WORK TO COMPLETE. Copy out each line of the listing that has the word "title" in it.

--------------------

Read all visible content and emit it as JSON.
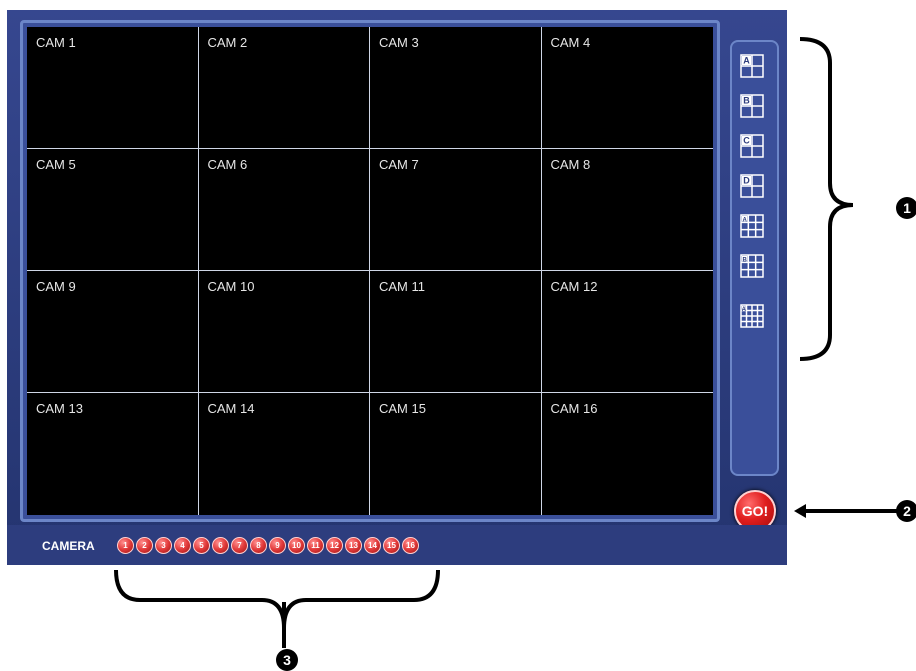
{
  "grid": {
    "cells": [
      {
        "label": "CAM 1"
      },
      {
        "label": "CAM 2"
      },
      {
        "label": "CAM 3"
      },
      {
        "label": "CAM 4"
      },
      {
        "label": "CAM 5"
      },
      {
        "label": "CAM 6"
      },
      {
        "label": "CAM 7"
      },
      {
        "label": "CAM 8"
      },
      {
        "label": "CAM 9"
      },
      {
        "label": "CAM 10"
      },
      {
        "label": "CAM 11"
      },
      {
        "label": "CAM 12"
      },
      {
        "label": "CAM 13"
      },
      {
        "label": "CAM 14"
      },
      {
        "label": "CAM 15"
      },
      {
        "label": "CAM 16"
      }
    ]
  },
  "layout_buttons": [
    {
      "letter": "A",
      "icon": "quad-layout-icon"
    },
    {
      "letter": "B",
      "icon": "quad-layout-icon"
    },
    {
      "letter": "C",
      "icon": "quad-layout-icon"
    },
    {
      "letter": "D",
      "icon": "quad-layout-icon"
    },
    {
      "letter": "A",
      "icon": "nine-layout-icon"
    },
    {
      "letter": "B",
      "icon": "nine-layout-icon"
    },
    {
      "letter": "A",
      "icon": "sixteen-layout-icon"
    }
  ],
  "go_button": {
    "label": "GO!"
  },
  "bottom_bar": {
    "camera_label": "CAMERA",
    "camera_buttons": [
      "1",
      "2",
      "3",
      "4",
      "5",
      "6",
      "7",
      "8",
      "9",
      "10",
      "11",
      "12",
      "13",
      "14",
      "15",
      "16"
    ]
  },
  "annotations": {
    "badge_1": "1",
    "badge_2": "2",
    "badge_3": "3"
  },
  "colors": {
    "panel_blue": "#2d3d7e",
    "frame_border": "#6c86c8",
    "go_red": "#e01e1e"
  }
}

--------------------

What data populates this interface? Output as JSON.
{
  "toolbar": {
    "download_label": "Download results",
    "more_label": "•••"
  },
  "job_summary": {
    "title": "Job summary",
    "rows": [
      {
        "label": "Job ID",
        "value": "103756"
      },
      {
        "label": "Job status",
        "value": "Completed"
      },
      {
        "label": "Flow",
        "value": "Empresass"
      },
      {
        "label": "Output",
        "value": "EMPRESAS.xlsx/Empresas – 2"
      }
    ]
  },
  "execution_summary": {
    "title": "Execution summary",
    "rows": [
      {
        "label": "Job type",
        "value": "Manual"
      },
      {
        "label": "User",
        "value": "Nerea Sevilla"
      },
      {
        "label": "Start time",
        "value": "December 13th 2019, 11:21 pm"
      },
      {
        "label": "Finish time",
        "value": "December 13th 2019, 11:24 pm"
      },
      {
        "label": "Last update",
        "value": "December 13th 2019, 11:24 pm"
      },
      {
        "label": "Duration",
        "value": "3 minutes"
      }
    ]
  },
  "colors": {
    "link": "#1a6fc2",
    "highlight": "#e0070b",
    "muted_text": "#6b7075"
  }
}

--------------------

WRITTEN ANSWER.
    "title": "Job summary",
    "title": "Execution summary",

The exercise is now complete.